Task objective
Pull out every line below that contains the word "hint".

☆ ☆ ☆

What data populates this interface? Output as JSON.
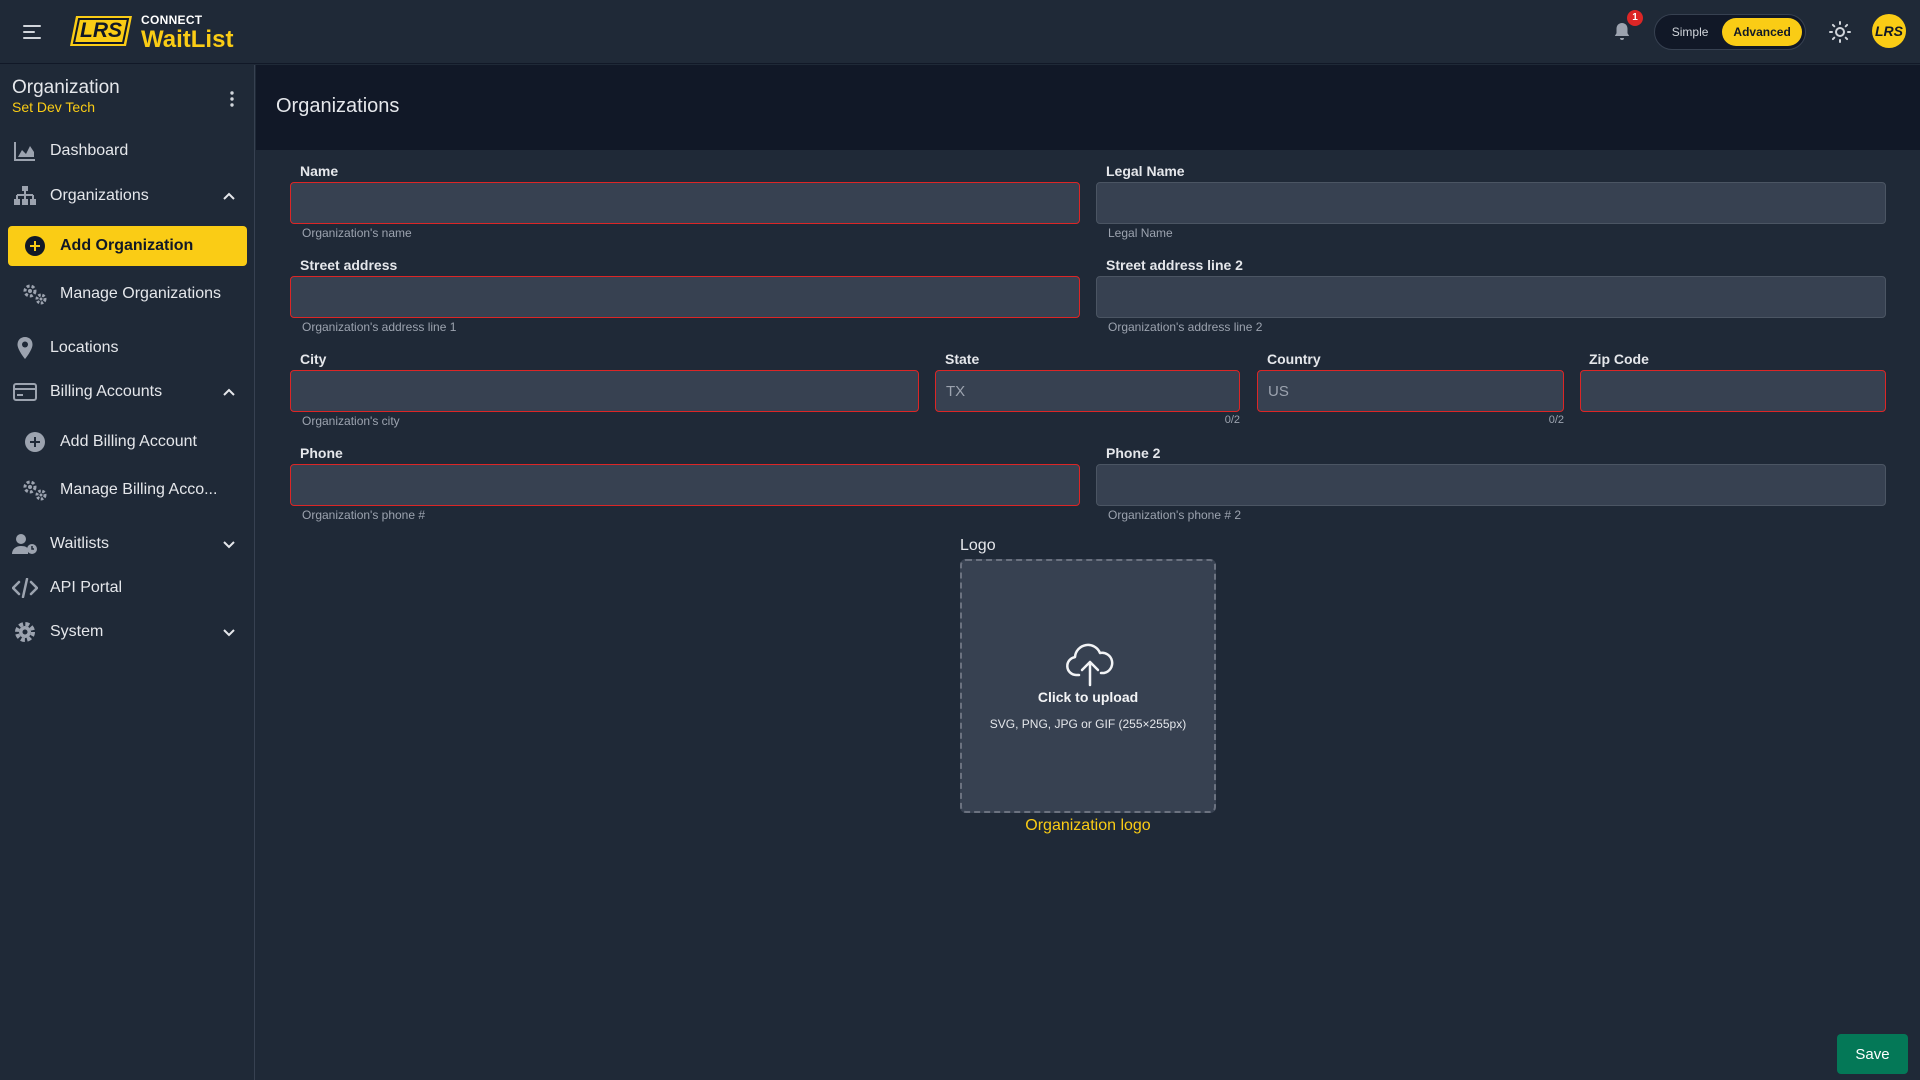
{
  "header": {
    "brand_small": "CONNECT",
    "brand_big": "WaitList",
    "logo_text": "LRS",
    "notification_count": "1",
    "mode_simple": "Simple",
    "mode_advanced": "Advanced",
    "avatar_text": "LRS"
  },
  "sidebar": {
    "org_title": "Organization",
    "org_subtitle": "Set Dev Tech",
    "items": {
      "dashboard": "Dashboard",
      "organizations": "Organizations",
      "add_organization": "Add Organization",
      "manage_organizations": "Manage Organizations",
      "locations": "Locations",
      "billing_accounts": "Billing Accounts",
      "add_billing_account": "Add Billing Account",
      "manage_billing_accounts": "Manage Billing Acco...",
      "waitlists": "Waitlists",
      "api_portal": "API Portal",
      "system": "System"
    }
  },
  "page": {
    "title": "Organizations"
  },
  "form": {
    "name": {
      "label": "Name",
      "hint": "Organization's name",
      "value": ""
    },
    "legal_name": {
      "label": "Legal Name",
      "hint": "Legal Name",
      "value": ""
    },
    "street": {
      "label": "Street address",
      "hint": "Organization's address line 1",
      "value": ""
    },
    "street2": {
      "label": "Street address line 2",
      "hint": "Organization's address line 2",
      "value": ""
    },
    "city": {
      "label": "City",
      "hint": "Organization's city",
      "value": ""
    },
    "state": {
      "label": "State",
      "placeholder": "TX",
      "counter": "0/2",
      "value": ""
    },
    "country": {
      "label": "Country",
      "placeholder": "US",
      "counter": "0/2",
      "value": ""
    },
    "zip": {
      "label": "Zip Code",
      "value": ""
    },
    "phone": {
      "label": "Phone",
      "hint": "Organization's phone #",
      "value": ""
    },
    "phone2": {
      "label": "Phone 2",
      "hint": "Organization's phone # 2",
      "value": ""
    }
  },
  "logo": {
    "label": "Logo",
    "upload_title": "Click to upload",
    "upload_formats": "SVG, PNG, JPG or GIF (255×255px)",
    "caption": "Organization logo"
  },
  "actions": {
    "save_label": "Save"
  },
  "colors": {
    "accent": "#facc15",
    "error": "#dc2626",
    "save": "#047857",
    "bg": "#1f2937",
    "header_bg": "#111827"
  }
}
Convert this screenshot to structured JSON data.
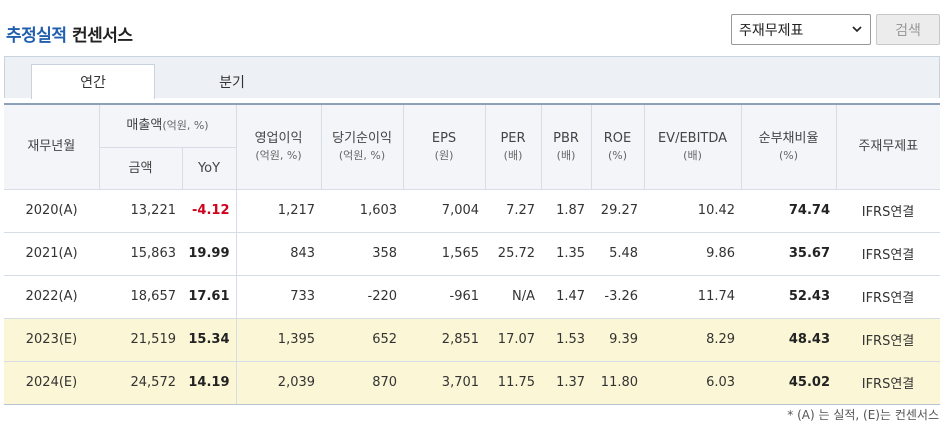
{
  "header": {
    "title_accent": "추정실적",
    "title_rest": " 컨센서스",
    "filter_select_value": "주재무제표",
    "search_button_label": "검색"
  },
  "tabs": [
    {
      "label": "연간",
      "active": true
    },
    {
      "label": "분기",
      "active": false
    }
  ],
  "table": {
    "headers": {
      "year": "재무년월",
      "sales_group": "매출액",
      "sales_group_unit": "(억원, %)",
      "amount": "금액",
      "yoy": "YoY",
      "op_profit": "영업이익",
      "op_profit_unit": "(억원, %)",
      "net_income": "당기순이익",
      "net_income_unit": "(억원, %)",
      "eps": "EPS",
      "eps_unit": "(원)",
      "per": "PER",
      "per_unit": "(배)",
      "pbr": "PBR",
      "pbr_unit": "(배)",
      "roe": "ROE",
      "roe_unit": "(%)",
      "ev_ebitda": "EV/EBITDA",
      "ev_ebitda_unit": "(배)",
      "net_debt_ratio": "순부채비율",
      "net_debt_ratio_unit": "(%)",
      "statement": "주재무제표"
    },
    "rows": [
      {
        "year": "2020(A)",
        "amount": "13,221",
        "yoy": "-4.12",
        "op_profit": "1,217",
        "net_income": "1,603",
        "eps": "7,004",
        "per": "7.27",
        "pbr": "1.87",
        "roe": "29.27",
        "ev_ebitda": "10.42",
        "net_debt_ratio": "74.74",
        "statement": "IFRS연결"
      },
      {
        "year": "2021(A)",
        "amount": "15,863",
        "yoy": "19.99",
        "op_profit": "843",
        "net_income": "358",
        "eps": "1,565",
        "per": "25.72",
        "pbr": "1.35",
        "roe": "5.48",
        "ev_ebitda": "9.86",
        "net_debt_ratio": "35.67",
        "statement": "IFRS연결"
      },
      {
        "year": "2022(A)",
        "amount": "18,657",
        "yoy": "17.61",
        "op_profit": "733",
        "net_income": "-220",
        "eps": "-961",
        "per": "N/A",
        "pbr": "1.47",
        "roe": "-3.26",
        "ev_ebitda": "11.74",
        "net_debt_ratio": "52.43",
        "statement": "IFRS연결"
      },
      {
        "year": "2023(E)",
        "amount": "21,519",
        "yoy": "15.34",
        "op_profit": "1,395",
        "net_income": "652",
        "eps": "2,851",
        "per": "17.07",
        "pbr": "1.53",
        "roe": "9.39",
        "ev_ebitda": "8.29",
        "net_debt_ratio": "48.43",
        "statement": "IFRS연결"
      },
      {
        "year": "2024(E)",
        "amount": "24,572",
        "yoy": "14.19",
        "op_profit": "2,039",
        "net_income": "870",
        "eps": "3,701",
        "per": "11.75",
        "pbr": "1.37",
        "roe": "11.80",
        "ev_ebitda": "6.03",
        "net_debt_ratio": "45.02",
        "statement": "IFRS연결"
      }
    ]
  },
  "footnote": "* (A) 는 실적, (E)는 컨센서스",
  "colors": {
    "accent": "#1f5fae",
    "negative": "#d0021b",
    "estimate_row": "#fbf7d6",
    "header_bg": "#f3f5f8"
  }
}
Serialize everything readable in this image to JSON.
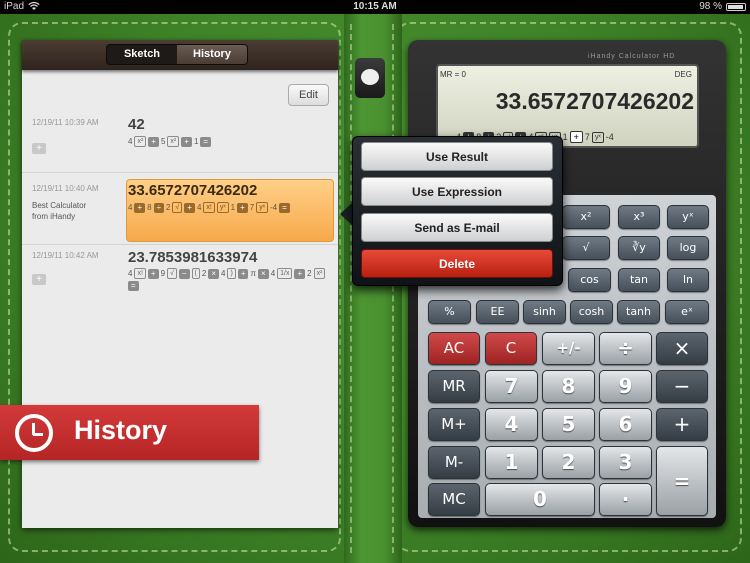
{
  "status_bar": {
    "carrier": "iPad",
    "time": "10:15 AM",
    "battery": "98 %"
  },
  "history_panel": {
    "tabs": [
      {
        "label": "Sketch"
      },
      {
        "label": "History"
      }
    ],
    "edit_label": "Edit",
    "entries": [
      {
        "date": "12/19/11 10:39 AM",
        "note": "",
        "result": "42",
        "expression": [
          "4",
          "x²",
          "+",
          "5",
          "x²",
          "+",
          "1",
          "="
        ]
      },
      {
        "date": "12/19/11 10:40 AM",
        "note_line1": "Best Calculator",
        "note_line2": "from iHandy",
        "result": "33.6572707426202",
        "expression": [
          "4",
          "+",
          "8",
          "÷",
          "2",
          "√",
          "+",
          "4",
          "x!",
          "yˣ",
          "1",
          "+",
          "7",
          "yˣ",
          "-4",
          "="
        ]
      },
      {
        "date": "12/19/11 10:42 AM",
        "note": "",
        "result": "23.7853981633974",
        "expression_line1": [
          "4",
          "x!",
          "+",
          "9",
          "√",
          "−",
          "(",
          "2",
          "×",
          "4",
          ")",
          "+",
          "π",
          "×",
          "4",
          "1/x"
        ],
        "expression_line2": [
          "+",
          "2",
          "x²",
          "="
        ]
      }
    ],
    "banner_label": "History"
  },
  "popup_menu": {
    "items": [
      "Use Result",
      "Use Expression",
      "Send as E-mail",
      "Delete"
    ]
  },
  "calculator": {
    "brand": "iHandy Calculator HD",
    "display": {
      "memory": "MR = 0",
      "mode": "DEG",
      "value": "33.6572707426202",
      "expression": [
        "4",
        "+",
        "8",
        "÷",
        "2",
        "√",
        "+",
        "4",
        "x!",
        "yˣ",
        "1",
        "+",
        "7",
        "yˣ",
        "-4"
      ]
    },
    "sci_keys": {
      "row1": [
        "x²",
        "x³",
        "yˣ"
      ],
      "row2": [
        "√",
        "∛y",
        "log"
      ],
      "row3": [
        "cos",
        "tan",
        "ln"
      ],
      "row4": [
        "%",
        "EE",
        "sinh",
        "cosh",
        "tanh",
        "eˣ"
      ]
    },
    "main_keys": {
      "ac": "AC",
      "c": "C",
      "plus_minus": "+/-",
      "divide": "÷",
      "multiply": "×",
      "mr": "MR",
      "m_plus": "M+",
      "m_minus": "M-",
      "mc": "MC",
      "minus": "−",
      "plus": "+",
      "equals": "=",
      "dot": "·",
      "d7": "7",
      "d8": "8",
      "d9": "9",
      "d4": "4",
      "d5": "5",
      "d6": "6",
      "d1": "1",
      "d2": "2",
      "d3": "3",
      "d0": "0"
    }
  },
  "colors": {
    "leather": "#3f8428",
    "banner": "#c72f2f",
    "selection": "#f7a94a",
    "delete": "#d0301f"
  }
}
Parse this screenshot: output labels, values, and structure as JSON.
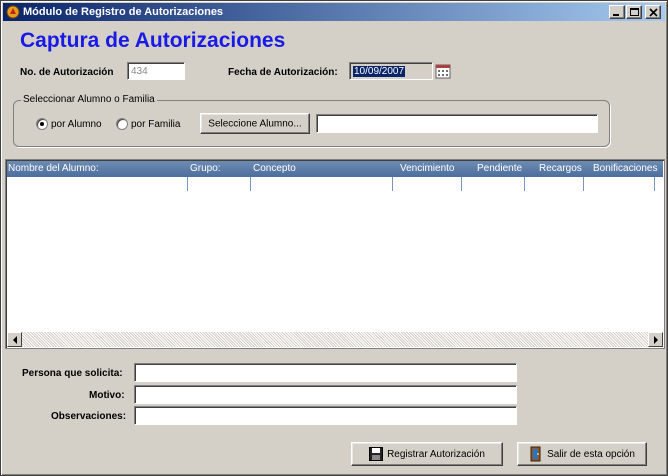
{
  "window": {
    "title": "Módulo de Registro de Autorizaciones"
  },
  "heading": "Captura de Autorizaciones",
  "auth": {
    "number_label": "No. de Autorización",
    "number_value": "434",
    "date_label": "Fecha de Autorización:",
    "date_value": "10/09/2007"
  },
  "select_group": {
    "title": "Seleccionar Alumno o Familia",
    "radio_alumno": "por Alumno",
    "radio_familia": "por Familia",
    "selected": "por Alumno",
    "select_button": "Seleccione Alumno...",
    "selection_value": ""
  },
  "grid": {
    "columns": [
      "Nombre del Alumno:",
      "Grupo:",
      "Concepto",
      "Vencimiento",
      "Pendiente",
      "Recargos",
      "Bonificaciones"
    ],
    "rows": []
  },
  "form": {
    "persona_label": "Persona que solicita:",
    "persona_value": "",
    "motivo_label": "Motivo:",
    "motivo_value": "",
    "observaciones_label": "Observaciones:",
    "observaciones_value": ""
  },
  "actions": {
    "register_label": "Registrar Autorización",
    "exit_label": "Salir de esta opción"
  },
  "colors": {
    "heading": "#1a1ae6",
    "titlebar_start": "#0a246a",
    "grid_header": "#5a7aa8"
  }
}
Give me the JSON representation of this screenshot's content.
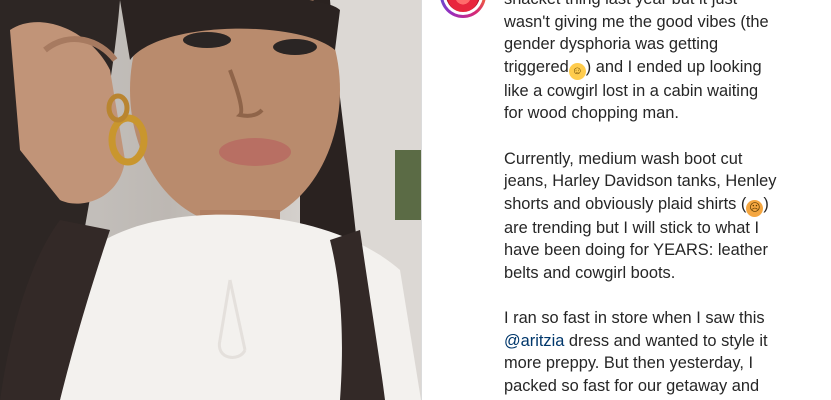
{
  "post": {
    "avatar_icon": "profile-avatar-icon",
    "caption_lines": {
      "l1": "shacket thing last year but it just",
      "l2": "wasn't giving me the good vibes (the",
      "l3": "gender dysphoria was getting",
      "l4_pre": "triggered",
      "l4_post": ") and I ended up looking",
      "l5": "like a cowgirl lost in a cabin waiting",
      "l6": "for wood chopping man.",
      "l7": "Currently, medium wash boot cut",
      "l8": "jeans, Harley Davidson tanks, Henley",
      "l9_pre": "shorts and obviously plaid shirts (",
      "l9_post": ")",
      "l10": "are trending but I will stick to what I",
      "l11": "have been doing for YEARS: leather",
      "l12": "belts and cowgirl boots.",
      "l13": "I ran so fast in store when I saw this",
      "l14_mention": "@aritzia",
      "l14_post": " dress and wanted to style it",
      "l15": "more preppy. But then yesterday, I",
      "l16": "packed so fast for our getaway and"
    },
    "emojis": {
      "sweat_smile": "sweat-smile-emoji-icon",
      "tired": "tired-face-emoji-icon"
    }
  }
}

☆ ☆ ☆

Response for this exercise
      "hint": "Organization's name",
      "hint": "Legal Name",
      "hint": "Organization's address line 1",
      "hint": "Organization's address line 2",
      "hint": "Organization's city",
      "hint": "Organization's phone #",
      "hint": "Organization's phone # 2",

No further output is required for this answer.